Bound by Love: Alumnus Publishes Children’s Book in Mother’s Memory
Andrew Kranichfeld ’07 overcame a brain tumor and resulting blindness through his creative pursuits.
The bond between a mother and child is everlasting, bringing strength and hope when all seems lost.
Just ask Andrew Kranichfeld ’07, who lost his sight to a brain tumor just after his mother, Karen, surrendered her life to leukemia in 2010. He found courage, guidance — and the inspiration for a children’s book — in her memory.
In life, Karen served as an activities therapist at The Osborn retirement community. When she wasn’t working, she volunteered at shelters and organized food drives at churches near her home in Rye, N.Y.
“She was the best mom ever,” Kranichfeld says. “She was caring, giving — a wonderful person.” Her happy demeanor and “glass is half full” outlook were never far from Kranichfeld’s thoughts — especially as he has had to relearn the most basic tasks: getting dressed; using the restroom; making meals.
Creative Spark Illuminates Path Forward
Losing sight would be devastating to anyone, but it was particularly discouraging to Kranichfeld who specialized in broadcasting and communication at Manhattan College, earning a Bachelor of Arts.
“Going blind is a huge challenge,” he says. “But advances in technology have made it possible for me to email and even text message.
He uses iPhone applications to identify and distinguish objects, such as the color of a shirt, the type of cereal inside a box or paper money denominations.
No longer able to edit film, Kranichfeld found other ways to express his creativity. Using voice software, he began writing. Words of tribute began pouring out.
Kranichfeld found other ways to express his creativity. Using voice software, he began writing. Words of tribute began pouring out.
“It was the little things like bringing a basket of vegetables to a neighbor, rescuing wounded or lost animals, or sitting down to a cup of tea with a friend that made her happiest,” he says of his mother. Although she had many passions, he decided to focus on her love of gardening, which resulted in a children’s book, Karen’s Garden. It features illustrations by his close friend Andres A. Pratts.
The book introduces kids — specifically ages 3-8 — about the good that comes from growing your own vegetables. But it also carries another message to audiences of all ages: you can achieve your goals no matter what.

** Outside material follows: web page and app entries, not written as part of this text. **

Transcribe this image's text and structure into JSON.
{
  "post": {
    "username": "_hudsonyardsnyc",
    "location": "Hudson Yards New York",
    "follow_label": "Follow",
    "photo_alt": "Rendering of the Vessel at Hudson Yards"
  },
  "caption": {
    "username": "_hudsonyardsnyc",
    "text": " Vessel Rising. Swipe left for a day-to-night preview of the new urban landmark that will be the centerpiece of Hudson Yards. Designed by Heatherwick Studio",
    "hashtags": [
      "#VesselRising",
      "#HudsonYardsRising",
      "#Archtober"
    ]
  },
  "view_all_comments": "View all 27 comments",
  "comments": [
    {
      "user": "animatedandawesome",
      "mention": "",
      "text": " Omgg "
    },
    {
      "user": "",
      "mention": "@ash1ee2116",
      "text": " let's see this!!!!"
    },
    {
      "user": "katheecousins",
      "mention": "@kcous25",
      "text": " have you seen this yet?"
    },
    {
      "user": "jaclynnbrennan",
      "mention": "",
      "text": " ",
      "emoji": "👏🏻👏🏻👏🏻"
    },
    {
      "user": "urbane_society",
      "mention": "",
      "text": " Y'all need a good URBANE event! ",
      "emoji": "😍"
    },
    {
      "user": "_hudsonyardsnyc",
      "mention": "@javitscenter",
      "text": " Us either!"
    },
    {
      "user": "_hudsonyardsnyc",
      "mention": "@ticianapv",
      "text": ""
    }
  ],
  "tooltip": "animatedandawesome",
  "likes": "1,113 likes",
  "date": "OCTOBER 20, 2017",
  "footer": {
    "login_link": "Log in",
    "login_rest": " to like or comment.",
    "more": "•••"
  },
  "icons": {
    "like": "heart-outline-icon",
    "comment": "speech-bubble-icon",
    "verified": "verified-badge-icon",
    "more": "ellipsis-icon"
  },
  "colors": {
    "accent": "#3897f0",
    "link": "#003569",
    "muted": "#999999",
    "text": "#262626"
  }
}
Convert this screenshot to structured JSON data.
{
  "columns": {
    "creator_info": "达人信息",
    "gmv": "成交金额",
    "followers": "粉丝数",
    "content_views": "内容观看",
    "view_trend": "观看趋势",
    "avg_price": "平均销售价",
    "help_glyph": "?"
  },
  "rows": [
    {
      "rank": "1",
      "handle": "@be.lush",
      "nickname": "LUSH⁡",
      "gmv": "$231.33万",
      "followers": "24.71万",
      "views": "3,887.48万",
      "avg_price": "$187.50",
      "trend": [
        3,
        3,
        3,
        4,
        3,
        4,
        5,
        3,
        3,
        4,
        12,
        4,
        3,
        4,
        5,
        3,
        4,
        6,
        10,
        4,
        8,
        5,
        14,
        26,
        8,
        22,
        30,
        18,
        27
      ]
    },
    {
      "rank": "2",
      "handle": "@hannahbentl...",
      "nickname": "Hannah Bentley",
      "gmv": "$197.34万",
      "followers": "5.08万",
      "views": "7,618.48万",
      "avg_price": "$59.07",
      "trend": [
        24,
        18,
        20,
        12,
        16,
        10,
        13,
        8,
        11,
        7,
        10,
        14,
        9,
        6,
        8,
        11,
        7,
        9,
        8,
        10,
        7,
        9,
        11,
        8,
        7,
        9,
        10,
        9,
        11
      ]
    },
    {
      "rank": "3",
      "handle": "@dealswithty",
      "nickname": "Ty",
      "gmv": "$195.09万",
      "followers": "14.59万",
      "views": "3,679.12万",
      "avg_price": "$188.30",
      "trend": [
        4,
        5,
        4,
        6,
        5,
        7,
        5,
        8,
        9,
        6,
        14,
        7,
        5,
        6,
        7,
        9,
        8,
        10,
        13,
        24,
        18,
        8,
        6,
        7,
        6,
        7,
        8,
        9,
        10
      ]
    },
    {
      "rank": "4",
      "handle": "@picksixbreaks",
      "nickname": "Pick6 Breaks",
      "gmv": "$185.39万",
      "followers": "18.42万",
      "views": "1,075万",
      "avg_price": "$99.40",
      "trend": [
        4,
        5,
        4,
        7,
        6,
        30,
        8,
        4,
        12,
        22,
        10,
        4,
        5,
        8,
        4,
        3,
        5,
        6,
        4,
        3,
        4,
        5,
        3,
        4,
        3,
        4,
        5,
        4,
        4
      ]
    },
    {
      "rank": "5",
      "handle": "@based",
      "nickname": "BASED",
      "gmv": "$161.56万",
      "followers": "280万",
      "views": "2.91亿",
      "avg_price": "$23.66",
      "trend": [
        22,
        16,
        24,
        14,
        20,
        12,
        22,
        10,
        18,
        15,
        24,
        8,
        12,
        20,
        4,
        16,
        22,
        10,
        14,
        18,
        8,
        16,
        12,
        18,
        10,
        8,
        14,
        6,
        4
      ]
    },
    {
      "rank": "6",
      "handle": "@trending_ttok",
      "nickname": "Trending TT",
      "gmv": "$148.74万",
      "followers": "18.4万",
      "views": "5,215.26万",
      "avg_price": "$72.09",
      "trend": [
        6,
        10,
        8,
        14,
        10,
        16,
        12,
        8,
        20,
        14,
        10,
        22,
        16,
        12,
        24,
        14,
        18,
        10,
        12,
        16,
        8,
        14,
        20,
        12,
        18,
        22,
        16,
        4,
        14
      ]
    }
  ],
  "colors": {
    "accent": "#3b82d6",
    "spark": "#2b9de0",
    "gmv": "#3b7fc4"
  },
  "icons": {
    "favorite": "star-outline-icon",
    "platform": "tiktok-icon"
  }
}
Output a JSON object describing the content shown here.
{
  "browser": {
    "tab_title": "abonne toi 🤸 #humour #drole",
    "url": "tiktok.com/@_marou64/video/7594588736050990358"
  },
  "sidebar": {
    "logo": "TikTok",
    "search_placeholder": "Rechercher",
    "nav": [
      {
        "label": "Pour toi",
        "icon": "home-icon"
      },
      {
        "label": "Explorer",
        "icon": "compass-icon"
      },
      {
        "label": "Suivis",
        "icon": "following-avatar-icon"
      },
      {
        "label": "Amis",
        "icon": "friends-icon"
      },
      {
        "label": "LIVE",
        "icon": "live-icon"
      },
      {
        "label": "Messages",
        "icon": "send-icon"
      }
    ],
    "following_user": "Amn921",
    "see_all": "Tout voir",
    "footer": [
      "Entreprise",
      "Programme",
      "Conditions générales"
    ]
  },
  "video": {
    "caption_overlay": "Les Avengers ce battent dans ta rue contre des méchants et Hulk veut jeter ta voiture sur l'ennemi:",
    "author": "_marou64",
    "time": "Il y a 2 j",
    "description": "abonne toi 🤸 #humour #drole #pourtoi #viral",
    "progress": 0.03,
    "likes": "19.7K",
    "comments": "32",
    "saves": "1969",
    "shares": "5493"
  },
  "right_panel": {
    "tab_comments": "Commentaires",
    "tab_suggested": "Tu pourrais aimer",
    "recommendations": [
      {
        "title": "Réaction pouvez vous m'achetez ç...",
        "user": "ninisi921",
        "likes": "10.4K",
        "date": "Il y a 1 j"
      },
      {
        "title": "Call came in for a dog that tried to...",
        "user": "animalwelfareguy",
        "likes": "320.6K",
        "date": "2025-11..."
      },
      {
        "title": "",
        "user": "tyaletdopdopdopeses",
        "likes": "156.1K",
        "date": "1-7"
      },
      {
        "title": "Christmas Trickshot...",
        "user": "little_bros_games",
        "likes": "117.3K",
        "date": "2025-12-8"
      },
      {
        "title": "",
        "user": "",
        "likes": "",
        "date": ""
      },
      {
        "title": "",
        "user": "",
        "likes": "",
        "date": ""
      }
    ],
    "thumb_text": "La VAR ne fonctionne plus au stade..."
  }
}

A Spirit of Discovery
Currently Kranichfeld is learning the play the piano, a beloved hobby of his mother’s. Regretful of refusing lessons from her in his youth, Kranichfeld feels he is reconnecting with her through songs by her favorite musical groups and performers, such as The Beatles and Cat Stevens.
Kranichfeld is also on the move. The former ice hockey player has plans to organize a youth ice hockey tournament benefiting cancer research. Kranichfeld himself recently made it back on the ice, and he is taking up new activities such as snowboarding and tandem biking in Central Park.
Though he had no prior experience with children’s writing, Kranichfeld drew upon his core courses in communication and journalism to write for young audiences. He says his mother’s childlike appreciation for the simple joys in life naturally translated to the children’s books’ spirit of discovery.
“I was always a decent writer, but I guess I never really spent time doing it creatively — I just started writing,” he says. The book is being released in Spanish, as well as Braille, complete with embossed illustrations.
Karen’s Garden also has proved to be a great foray into the community. Kranichfeld regularly appears at events and book readings at local bookstores and elementary schools, spreading knowledge, faith and hundreds of toothy grins in his mother’s memory.